"A novel study that attempts to paint the most accurate and detailed description yet of how Americans experience pain has found that a significant portion of the population -- 28 percent -- are in pain at any given moment and those with less education and lower income spend more of their time in pain. Those in pain are less likely to work or socialize with others and are more inclined to watch television than the pain-free.
The study, which appears in the May 3 issue of The Lancet, was prepared by Alan Krueger, a professor of economics at Princeton University, and Arthur Stone, a professor of psychiatry and behavioral science at Stony Brook University. The work is the first of its type, according to the authors, to quantify a "pain gap" in American society, with the "have-nots" suffering a disproportionate amount in relation to the "haves."
"To a significant extent, pain does divide the classes," said Krueger, the Bendheim Professor in Economics and Public Policy. "And just how the levels of pain vary among people and across activities -- that has never been found before until now."
Participants with less than a high school degree were found to report twice the average pain rating throughout the day as did college graduates. The researchers also found the average pain rating to be twice as high for those in households with annual incomes below $30,000 as for those in households with incomes above $100,000.
"People in households making less than $30,000 a year spend almost 20 percent of their time in moderate to severe pain, compared with less than 8 percent for those in households with income above $100,000 a year," Krueger said.
Pain imposes considerable costs on the health care system and economy. Americans spend billions of dollars each year on painkillers, more than on any other type of medication. And, when workers are suffering, the resulting lost productivity costs business more than $60 billion annually.
Yet, according to Krueger, the phenomenon of pain -- who is in pain and when -- is not well understood.

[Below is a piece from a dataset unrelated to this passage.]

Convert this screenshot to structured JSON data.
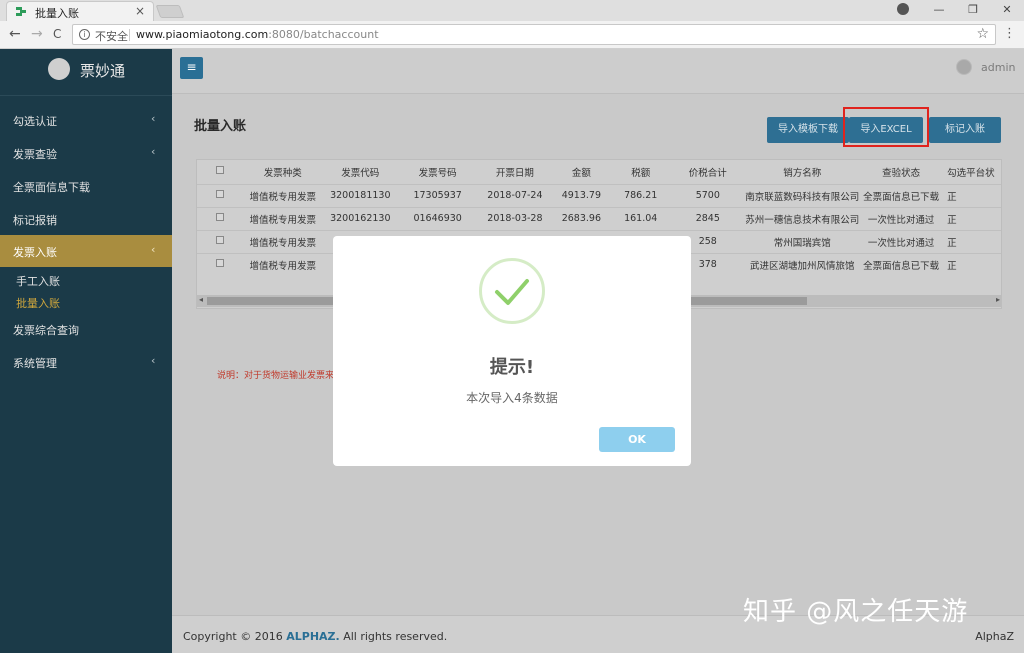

The authors constructed a new approach in which participants, a representative group of 4,000 Americans, reported their activities and the occurrence and intensity of pain in a diary survey over a 24-hour period. From the data, the researchers could tie the participants' pain to certain activities, demographic characteristics and times of the day. Pain tended to be more frequent when people received medical care or cared for adults." (Continued via Medical News Today) [Ergonomics Resources]